Prompt =
State how many lines in the entries below include the string "通知公告", and give nothing beyond that number.

Available data =
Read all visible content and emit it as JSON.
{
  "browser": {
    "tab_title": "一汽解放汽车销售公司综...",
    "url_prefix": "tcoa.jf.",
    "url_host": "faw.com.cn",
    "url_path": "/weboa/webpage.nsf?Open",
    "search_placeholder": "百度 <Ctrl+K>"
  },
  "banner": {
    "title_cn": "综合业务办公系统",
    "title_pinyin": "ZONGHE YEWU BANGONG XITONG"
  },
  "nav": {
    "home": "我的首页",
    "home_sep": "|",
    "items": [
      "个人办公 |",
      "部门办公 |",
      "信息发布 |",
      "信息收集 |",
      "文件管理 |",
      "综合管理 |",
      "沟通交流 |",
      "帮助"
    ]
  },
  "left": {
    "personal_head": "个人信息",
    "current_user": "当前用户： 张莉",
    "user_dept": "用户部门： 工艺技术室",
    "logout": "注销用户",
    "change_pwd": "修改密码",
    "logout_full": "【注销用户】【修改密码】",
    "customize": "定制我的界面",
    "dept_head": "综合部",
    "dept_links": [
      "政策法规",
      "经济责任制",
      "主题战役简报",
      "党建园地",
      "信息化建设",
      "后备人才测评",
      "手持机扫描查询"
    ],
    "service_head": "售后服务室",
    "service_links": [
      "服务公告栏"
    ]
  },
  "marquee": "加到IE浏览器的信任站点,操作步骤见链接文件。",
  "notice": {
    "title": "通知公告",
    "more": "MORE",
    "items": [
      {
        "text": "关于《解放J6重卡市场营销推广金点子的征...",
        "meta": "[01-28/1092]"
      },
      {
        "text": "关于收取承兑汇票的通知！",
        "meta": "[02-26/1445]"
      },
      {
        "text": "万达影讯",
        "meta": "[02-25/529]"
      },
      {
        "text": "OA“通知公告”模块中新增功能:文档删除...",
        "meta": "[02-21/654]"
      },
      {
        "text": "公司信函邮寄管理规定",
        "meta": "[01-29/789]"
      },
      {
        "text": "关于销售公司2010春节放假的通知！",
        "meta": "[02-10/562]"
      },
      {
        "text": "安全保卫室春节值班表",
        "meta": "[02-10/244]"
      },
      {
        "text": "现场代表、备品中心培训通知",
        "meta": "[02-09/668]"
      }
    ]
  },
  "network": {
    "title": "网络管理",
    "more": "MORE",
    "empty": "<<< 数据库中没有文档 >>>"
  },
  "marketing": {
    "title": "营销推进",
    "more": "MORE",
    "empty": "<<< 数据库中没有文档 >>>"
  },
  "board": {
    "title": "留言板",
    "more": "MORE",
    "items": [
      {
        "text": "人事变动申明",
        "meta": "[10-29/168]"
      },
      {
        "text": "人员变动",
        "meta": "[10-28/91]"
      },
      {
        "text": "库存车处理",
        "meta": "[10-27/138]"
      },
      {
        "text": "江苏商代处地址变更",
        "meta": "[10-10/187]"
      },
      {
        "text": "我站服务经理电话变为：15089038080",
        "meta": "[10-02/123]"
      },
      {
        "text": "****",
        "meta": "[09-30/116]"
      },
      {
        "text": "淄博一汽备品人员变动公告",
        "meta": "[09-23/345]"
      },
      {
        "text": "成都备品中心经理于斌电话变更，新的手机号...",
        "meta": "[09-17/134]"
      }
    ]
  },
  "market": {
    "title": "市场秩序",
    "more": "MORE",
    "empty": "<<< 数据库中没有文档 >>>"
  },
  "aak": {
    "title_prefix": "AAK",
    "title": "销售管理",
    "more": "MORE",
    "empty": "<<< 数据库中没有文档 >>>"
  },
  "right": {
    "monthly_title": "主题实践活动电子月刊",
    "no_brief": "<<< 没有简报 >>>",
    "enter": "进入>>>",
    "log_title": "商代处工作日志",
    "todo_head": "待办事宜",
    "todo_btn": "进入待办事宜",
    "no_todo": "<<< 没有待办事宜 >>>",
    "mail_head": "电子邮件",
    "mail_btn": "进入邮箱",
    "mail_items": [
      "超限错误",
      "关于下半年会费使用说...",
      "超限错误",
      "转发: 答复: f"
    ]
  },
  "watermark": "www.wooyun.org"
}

Written answer =
2